Academic research shows about half of strategic initiatives failing to achieve their objectives. Implementation efforts somehow get diluted or head off in a different direction to that intended. Sometimes they seem to ‘bounce off’ the organisation.
When we poll business leaders, they point not to the strategy, but to a gap between strategy and implementation. 60% consider this to be the biggest risk to a strategic initiative.
How then do you cross this great chasm?
This is exactly what Red Kite helps our clients to do. Helping to get your implementation programmes set up in the right way, highlighting capabilities and skills that will be critical for your success, how to fill any gaps, and how to organise all the pieces so they all work together for success.
(e.g. Nutt 1999, Nutt and Wilson, Warwick Business School 2010)
On one side: the executive and strategy team, with a fresh set of PowerPoint and whiteboard sketches that sets out a bold new strategy for the business. It will outsmart the competitors and be worth millions.

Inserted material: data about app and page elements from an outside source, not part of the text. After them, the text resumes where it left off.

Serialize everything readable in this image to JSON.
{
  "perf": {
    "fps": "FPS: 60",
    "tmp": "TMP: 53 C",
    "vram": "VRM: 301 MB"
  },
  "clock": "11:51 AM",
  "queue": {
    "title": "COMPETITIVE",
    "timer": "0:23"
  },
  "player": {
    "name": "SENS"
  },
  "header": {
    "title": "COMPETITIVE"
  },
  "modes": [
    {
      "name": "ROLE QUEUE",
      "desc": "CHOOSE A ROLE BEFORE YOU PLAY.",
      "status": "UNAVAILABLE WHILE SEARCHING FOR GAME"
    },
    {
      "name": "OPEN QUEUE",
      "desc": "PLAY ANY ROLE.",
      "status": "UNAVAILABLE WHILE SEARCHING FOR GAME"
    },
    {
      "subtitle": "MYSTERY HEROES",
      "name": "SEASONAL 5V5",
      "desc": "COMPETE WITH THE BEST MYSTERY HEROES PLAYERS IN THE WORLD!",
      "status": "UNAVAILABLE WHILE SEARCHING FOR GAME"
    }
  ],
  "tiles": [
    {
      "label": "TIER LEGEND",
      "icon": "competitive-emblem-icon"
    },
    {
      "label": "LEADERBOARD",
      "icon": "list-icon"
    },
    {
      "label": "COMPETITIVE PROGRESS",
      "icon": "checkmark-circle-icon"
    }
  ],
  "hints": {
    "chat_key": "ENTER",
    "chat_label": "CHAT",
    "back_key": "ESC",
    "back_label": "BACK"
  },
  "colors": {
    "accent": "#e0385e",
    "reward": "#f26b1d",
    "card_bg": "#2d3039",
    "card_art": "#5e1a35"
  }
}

On the other: the delivery and programme management team, who know how to get things done, know the business’s capabilities and its limits, and who bear the victories and scars of projects past.
Between them and joint success: Three main potential causes of failure

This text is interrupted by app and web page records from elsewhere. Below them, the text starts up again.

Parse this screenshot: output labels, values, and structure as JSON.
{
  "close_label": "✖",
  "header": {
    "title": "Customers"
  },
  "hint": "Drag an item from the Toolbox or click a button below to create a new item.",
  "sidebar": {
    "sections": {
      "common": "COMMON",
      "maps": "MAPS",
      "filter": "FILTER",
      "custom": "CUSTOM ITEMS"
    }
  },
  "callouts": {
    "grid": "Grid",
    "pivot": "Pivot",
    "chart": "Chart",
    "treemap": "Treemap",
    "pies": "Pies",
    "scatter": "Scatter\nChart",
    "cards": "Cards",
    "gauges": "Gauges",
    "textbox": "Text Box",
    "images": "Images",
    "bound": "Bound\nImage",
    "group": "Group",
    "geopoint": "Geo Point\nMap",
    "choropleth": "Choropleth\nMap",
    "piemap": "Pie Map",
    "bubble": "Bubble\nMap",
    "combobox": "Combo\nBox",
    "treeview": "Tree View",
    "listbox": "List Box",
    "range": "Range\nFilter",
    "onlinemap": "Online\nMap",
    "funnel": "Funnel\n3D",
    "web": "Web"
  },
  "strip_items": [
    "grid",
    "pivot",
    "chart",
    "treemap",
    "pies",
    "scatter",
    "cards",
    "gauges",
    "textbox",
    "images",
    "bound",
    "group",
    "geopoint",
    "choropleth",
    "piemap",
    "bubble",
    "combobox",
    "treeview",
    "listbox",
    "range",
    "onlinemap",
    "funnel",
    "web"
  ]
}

Based on observations and discussions with clients and colleagues.
"Their unique combination of strategic advice and hands on implementation support has enabled us to drive our commercial strategy further, and faster, than we would otherwise have been able to achieve and has added a great deal of value to our business."

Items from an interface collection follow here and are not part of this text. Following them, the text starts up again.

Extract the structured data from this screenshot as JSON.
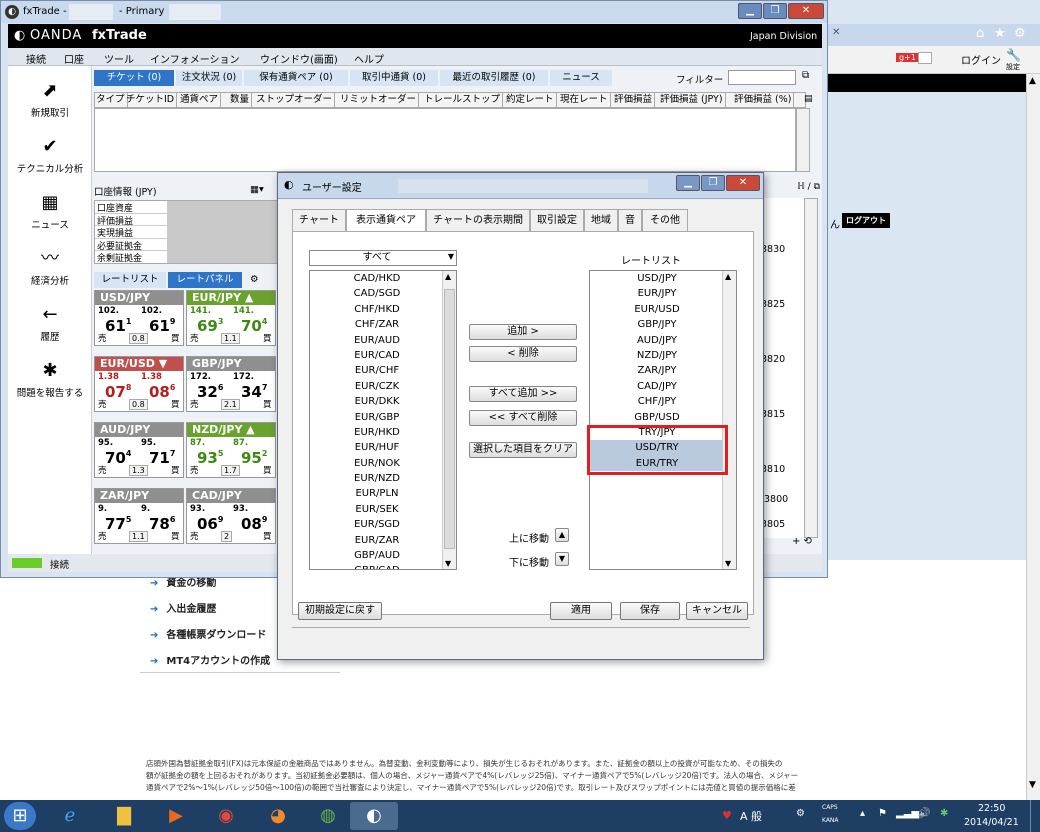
{
  "browser": {
    "login_label": "ログイン",
    "settings_label": "設定",
    "gplus_label": "g+1",
    "logout_label": "ログアウト",
    "partial_text": "ん",
    "web_links": [
      "資金の移動",
      "入出金履歴",
      "各種帳票ダウンロード",
      "MT4アカウントの作成"
    ],
    "footer_lines": [
      "店頭外国為替証拠金取引(FX)は元本保証の金融商品ではありません。為替変動、金利変動等により、損失が生じるおそれがあります。また、証拠金の額以上の投資が可能なため、その損失の",
      "額が証拠金の額を上回るおそれがあります。当初証拠金必要額は、個人の場合、メジャー通貨ペアで4%(レバレッジ25倍)、マイナー通貨ペアで5%(レバレッジ20倍)です。法人の場合、メジャー",
      "通貨ペアで2%～1%(レバレッジ50倍～100倍)の範囲で当社審査により決定し、マイナー通貨ペアで5%(レバレッジ20倍)です。取引レート及びスワップポイントには売値と買値の提示価格に差"
    ]
  },
  "fx": {
    "window_title": "fxTrade -",
    "window_title_suffix": "- Primary",
    "brand": "OANDA",
    "product": "fxTrade",
    "division": "Japan Division",
    "menu": [
      "接続",
      "口座",
      "ツール",
      "インフォメーション",
      "ウインドウ(画面)",
      "ヘルプ"
    ],
    "nav": [
      {
        "label": "新規取引",
        "icon": "⬈"
      },
      {
        "label": "テクニカル分析",
        "icon": "✔"
      },
      {
        "label": "ニュース",
        "icon": "▦"
      },
      {
        "label": "経済分析",
        "icon": "〰"
      },
      {
        "label": "履歴",
        "icon": "←"
      },
      {
        "label": "問題を報告する",
        "icon": "✱"
      }
    ],
    "tabs": [
      "チケット (0)",
      "注文状況 (0)",
      "保有通貨ペア (0)",
      "取引中通貨 (0)",
      "最近の取引履歴 (0)",
      "ニュース"
    ],
    "filter_label": "フィルター",
    "columns": [
      "タイプ",
      "チケットID",
      "通貨ペア",
      "数量",
      "ストップオーダー",
      "リミットオーダー",
      "トレールストップ",
      "約定レート",
      "現在レート",
      "評価損益",
      "評価損益 (JPY)",
      "評価損益 (%)"
    ],
    "account_title": "口座情報 (JPY)",
    "account_rows": [
      "口座資産",
      "評価損益",
      "実現損益",
      "必要証拠金",
      "余剰証拠金"
    ],
    "rate_tabs": [
      "レートリスト",
      "レートパネル"
    ],
    "chart_prices": [
      "3830",
      "3825",
      "3820",
      "3815",
      "3810",
      "3805",
      "3800"
    ],
    "status_label": "接続",
    "tiles": [
      {
        "pair": "USD/JPY",
        "color": "#8f8f8f",
        "arrow": "",
        "sell_small": "102.",
        "sell_big": "61",
        "sell_sup": "1",
        "buy_small": "102.",
        "buy_big": "61",
        "buy_sup": "9",
        "spread": "0.8",
        "big_color": "#000"
      },
      {
        "pair": "EUR/JPY",
        "color": "#6aa22e",
        "arrow": "▲",
        "sell_small": "141.",
        "sell_big": "69",
        "sell_sup": "3",
        "buy_small": "141.",
        "buy_big": "70",
        "buy_sup": "4",
        "spread": "1.1",
        "big_color": "#3c8a12"
      },
      {
        "pair": "EUR/USD",
        "color": "#c0504d",
        "arrow": "▼",
        "sell_small": "1.38",
        "sell_big": "07",
        "sell_sup": "8",
        "buy_small": "1.38",
        "buy_big": "08",
        "buy_sup": "6",
        "spread": "0.8",
        "big_color": "#b02020"
      },
      {
        "pair": "GBP/JPY",
        "color": "#8f8f8f",
        "arrow": "",
        "sell_small": "172.",
        "sell_big": "32",
        "sell_sup": "6",
        "buy_small": "172.",
        "buy_big": "34",
        "buy_sup": "7",
        "spread": "2.1",
        "big_color": "#000"
      },
      {
        "pair": "AUD/JPY",
        "color": "#8f8f8f",
        "arrow": "",
        "sell_small": "95.",
        "sell_big": "70",
        "sell_sup": "4",
        "buy_small": "95.",
        "buy_big": "71",
        "buy_sup": "7",
        "spread": "1.3",
        "big_color": "#000"
      },
      {
        "pair": "NZD/JPY",
        "color": "#6aa22e",
        "arrow": "▲",
        "sell_small": "87.",
        "sell_big": "93",
        "sell_sup": "5",
        "buy_small": "87.",
        "buy_big": "95",
        "buy_sup": "2",
        "spread": "1.7",
        "big_color": "#3c8a12"
      },
      {
        "pair": "ZAR/JPY",
        "color": "#8f8f8f",
        "arrow": "",
        "sell_small": "9.",
        "sell_big": "77",
        "sell_sup": "5",
        "buy_small": "9.",
        "buy_big": "78",
        "buy_sup": "6",
        "spread": "1.1",
        "big_color": "#000"
      },
      {
        "pair": "CAD/JPY",
        "color": "#8f8f8f",
        "arrow": "",
        "sell_small": "93.",
        "sell_big": "06",
        "sell_sup": "9",
        "buy_small": "93.",
        "buy_big": "08",
        "buy_sup": "9",
        "spread": "2",
        "big_color": "#000"
      }
    ],
    "sell_label": "売",
    "buy_label": "買"
  },
  "dialog": {
    "title": "ユーザー設定",
    "tabs": [
      "チャート",
      "表示通貨ペア",
      "チャートの表示期間",
      "取引設定",
      "地域",
      "音",
      "その他"
    ],
    "active_tab": 1,
    "filter_value": "すべて",
    "left_list": [
      "CAD/HKD",
      "CAD/SGD",
      "CHF/HKD",
      "CHF/ZAR",
      "EUR/AUD",
      "EUR/CAD",
      "EUR/CHF",
      "EUR/CZK",
      "EUR/DKK",
      "EUR/GBP",
      "EUR/HKD",
      "EUR/HUF",
      "EUR/NOK",
      "EUR/NZD",
      "EUR/PLN",
      "EUR/SEK",
      "EUR/SGD",
      "EUR/ZAR",
      "GBP/AUD",
      "GBP/CAD"
    ],
    "rate_list_title": "レートリスト",
    "right_list": [
      "USD/JPY",
      "EUR/JPY",
      "EUR/USD",
      "GBP/JPY",
      "AUD/JPY",
      "NZD/JPY",
      "ZAR/JPY",
      "CAD/JPY",
      "CHF/JPY",
      "GBP/USD",
      "TRY/JPY",
      "USD/TRY",
      "EUR/TRY"
    ],
    "selected_items": [
      "USD/TRY",
      "EUR/TRY"
    ],
    "buttons": {
      "add": "追加 >",
      "remove": "< 削除",
      "add_all": "すべて追加 >>",
      "remove_all": "<< すべて削除",
      "clear_selected": "選択した項目をクリア",
      "move_up": "上に移動",
      "move_down": "下に移動",
      "reset": "初期設定に戻す",
      "apply": "適用",
      "save": "保存",
      "cancel": "キャンセル"
    }
  },
  "taskbar": {
    "time": "22:50",
    "date": "2014/04/21",
    "ime": "A 般",
    "caps": "CAPS",
    "kana": "KANA"
  }
}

– Chief Commercial Officer, International Media Group
Cause 1: Not enough attention to the strategic ‘essence’
• Not creating the ‘space’ for an open, high-level discussion
• Omitting important facts or options, or what not to do
• Reverting to the comfort of detail
Solution: Keep reinforcing the essence.
While specifying detail is essential (see 3 below), the power of most strategies lies in a few key aspects. These must be maintained or enhanced, not diluted as the strategy moves into operation.
Cause 2: Not having a fully shared vision
• Senior team with different interpretations
• Coherence and clarity lost as it is communicated
• Departments start implementing different strategies
Solution: Check for alignment on a Shared Vision early and in some depth.
Different views between executives or departments will cause multiplying problems later. It is essential to spot them early.
Cause 3: Not specified for the whole organisation
• Implications not developed for every department
• Or, not communicated in the right ‘language’
• Resulting in vital gaps in delivery
Solution: Create an expanded view of the vision – your ‘Rosetta Stone’.
It is great to have a ‘vision on a page’, but if it is going to affect all parts of the organisation, then the changes need to be specified, translated and understood for each of them – and then realigned to ensure it is all still consistent and possible. Think of this as the ‘Rosetta Stone’ for your strategy, translating the same strategy into the languages of IT, Marketing, Sales and Operations.